== EXERCISE INSTRUCTIONS ==
Copy out all lines in the data below containing the string "kind".

== GIVEN RECORDS ==

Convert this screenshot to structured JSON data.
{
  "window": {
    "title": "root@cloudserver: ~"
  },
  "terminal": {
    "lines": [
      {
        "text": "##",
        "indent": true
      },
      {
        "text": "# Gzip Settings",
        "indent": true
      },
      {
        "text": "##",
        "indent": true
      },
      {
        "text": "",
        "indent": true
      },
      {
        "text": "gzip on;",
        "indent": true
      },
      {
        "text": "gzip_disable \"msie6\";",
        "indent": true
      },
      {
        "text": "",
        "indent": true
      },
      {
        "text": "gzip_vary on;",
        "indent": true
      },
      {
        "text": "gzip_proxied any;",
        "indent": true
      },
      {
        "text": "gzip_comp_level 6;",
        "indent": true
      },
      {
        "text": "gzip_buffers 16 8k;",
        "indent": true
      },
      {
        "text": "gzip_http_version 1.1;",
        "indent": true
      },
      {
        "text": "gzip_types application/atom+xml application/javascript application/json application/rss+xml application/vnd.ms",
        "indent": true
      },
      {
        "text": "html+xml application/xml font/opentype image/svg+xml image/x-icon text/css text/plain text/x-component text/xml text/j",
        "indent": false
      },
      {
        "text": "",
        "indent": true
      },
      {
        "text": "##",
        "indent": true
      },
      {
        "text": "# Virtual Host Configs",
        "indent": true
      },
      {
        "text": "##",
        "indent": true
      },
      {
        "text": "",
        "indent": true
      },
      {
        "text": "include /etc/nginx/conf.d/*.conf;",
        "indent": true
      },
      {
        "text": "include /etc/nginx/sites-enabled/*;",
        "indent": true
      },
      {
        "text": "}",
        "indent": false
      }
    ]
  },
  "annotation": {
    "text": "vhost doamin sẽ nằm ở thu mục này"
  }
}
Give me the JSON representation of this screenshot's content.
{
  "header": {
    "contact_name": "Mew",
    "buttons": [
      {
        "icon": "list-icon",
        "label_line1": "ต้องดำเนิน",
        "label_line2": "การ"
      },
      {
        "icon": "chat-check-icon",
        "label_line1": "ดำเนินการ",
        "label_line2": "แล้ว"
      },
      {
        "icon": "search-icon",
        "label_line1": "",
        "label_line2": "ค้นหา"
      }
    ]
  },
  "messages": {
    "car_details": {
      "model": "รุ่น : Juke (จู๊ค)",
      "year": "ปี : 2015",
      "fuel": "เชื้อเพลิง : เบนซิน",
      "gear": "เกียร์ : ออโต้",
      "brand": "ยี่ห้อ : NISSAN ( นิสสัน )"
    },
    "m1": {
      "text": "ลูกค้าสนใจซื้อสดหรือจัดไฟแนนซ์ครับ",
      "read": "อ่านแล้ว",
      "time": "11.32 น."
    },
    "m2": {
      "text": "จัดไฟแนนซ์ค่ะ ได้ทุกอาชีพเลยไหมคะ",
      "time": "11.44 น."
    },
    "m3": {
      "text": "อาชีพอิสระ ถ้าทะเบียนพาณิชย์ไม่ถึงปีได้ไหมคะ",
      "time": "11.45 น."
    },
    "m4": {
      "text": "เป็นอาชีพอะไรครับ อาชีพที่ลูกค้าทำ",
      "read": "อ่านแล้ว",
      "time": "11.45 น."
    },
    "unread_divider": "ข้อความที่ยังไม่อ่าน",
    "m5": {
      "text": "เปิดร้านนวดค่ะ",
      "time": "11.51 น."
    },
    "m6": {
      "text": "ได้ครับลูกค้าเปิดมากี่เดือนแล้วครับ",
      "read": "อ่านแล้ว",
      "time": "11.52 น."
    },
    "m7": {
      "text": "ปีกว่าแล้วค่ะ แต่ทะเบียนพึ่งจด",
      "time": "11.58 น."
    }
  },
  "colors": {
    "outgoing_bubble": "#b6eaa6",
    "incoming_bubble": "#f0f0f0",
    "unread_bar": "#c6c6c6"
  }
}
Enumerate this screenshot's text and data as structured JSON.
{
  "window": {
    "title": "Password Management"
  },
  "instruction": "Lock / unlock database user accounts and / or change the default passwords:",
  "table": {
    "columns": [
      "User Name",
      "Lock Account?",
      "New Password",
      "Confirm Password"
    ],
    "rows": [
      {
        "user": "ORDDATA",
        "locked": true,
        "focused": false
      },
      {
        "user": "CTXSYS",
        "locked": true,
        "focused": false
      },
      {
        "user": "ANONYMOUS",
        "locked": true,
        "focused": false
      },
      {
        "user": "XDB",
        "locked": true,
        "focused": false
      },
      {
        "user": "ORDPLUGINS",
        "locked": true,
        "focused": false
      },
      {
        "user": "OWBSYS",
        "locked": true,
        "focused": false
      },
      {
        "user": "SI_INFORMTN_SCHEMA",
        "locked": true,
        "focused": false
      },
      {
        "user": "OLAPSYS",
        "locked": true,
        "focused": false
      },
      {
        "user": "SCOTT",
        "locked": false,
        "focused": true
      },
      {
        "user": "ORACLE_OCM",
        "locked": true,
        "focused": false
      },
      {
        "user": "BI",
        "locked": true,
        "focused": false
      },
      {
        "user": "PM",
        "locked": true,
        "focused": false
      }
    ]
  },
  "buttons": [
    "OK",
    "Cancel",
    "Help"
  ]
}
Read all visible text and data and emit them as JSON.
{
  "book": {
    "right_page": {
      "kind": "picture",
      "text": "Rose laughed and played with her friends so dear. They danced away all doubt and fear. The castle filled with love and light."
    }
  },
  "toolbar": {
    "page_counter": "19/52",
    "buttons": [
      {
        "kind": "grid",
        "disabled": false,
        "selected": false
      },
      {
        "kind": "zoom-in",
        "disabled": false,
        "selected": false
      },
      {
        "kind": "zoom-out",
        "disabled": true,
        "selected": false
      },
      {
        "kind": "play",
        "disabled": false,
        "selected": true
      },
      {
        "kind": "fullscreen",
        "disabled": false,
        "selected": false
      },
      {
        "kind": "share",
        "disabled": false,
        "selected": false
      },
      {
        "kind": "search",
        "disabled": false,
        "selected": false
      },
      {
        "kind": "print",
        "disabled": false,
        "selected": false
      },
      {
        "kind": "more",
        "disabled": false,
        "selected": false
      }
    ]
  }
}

== REPLY ==
      "kind": "picture",
        "kind": "grid",
        "kind": "zoom-in",
        "kind": "zoom-out",
        "kind": "play",
        "kind": "fullscreen",
        "kind": "share",
        "kind": "search",
        "kind": "print",
        "kind": "more",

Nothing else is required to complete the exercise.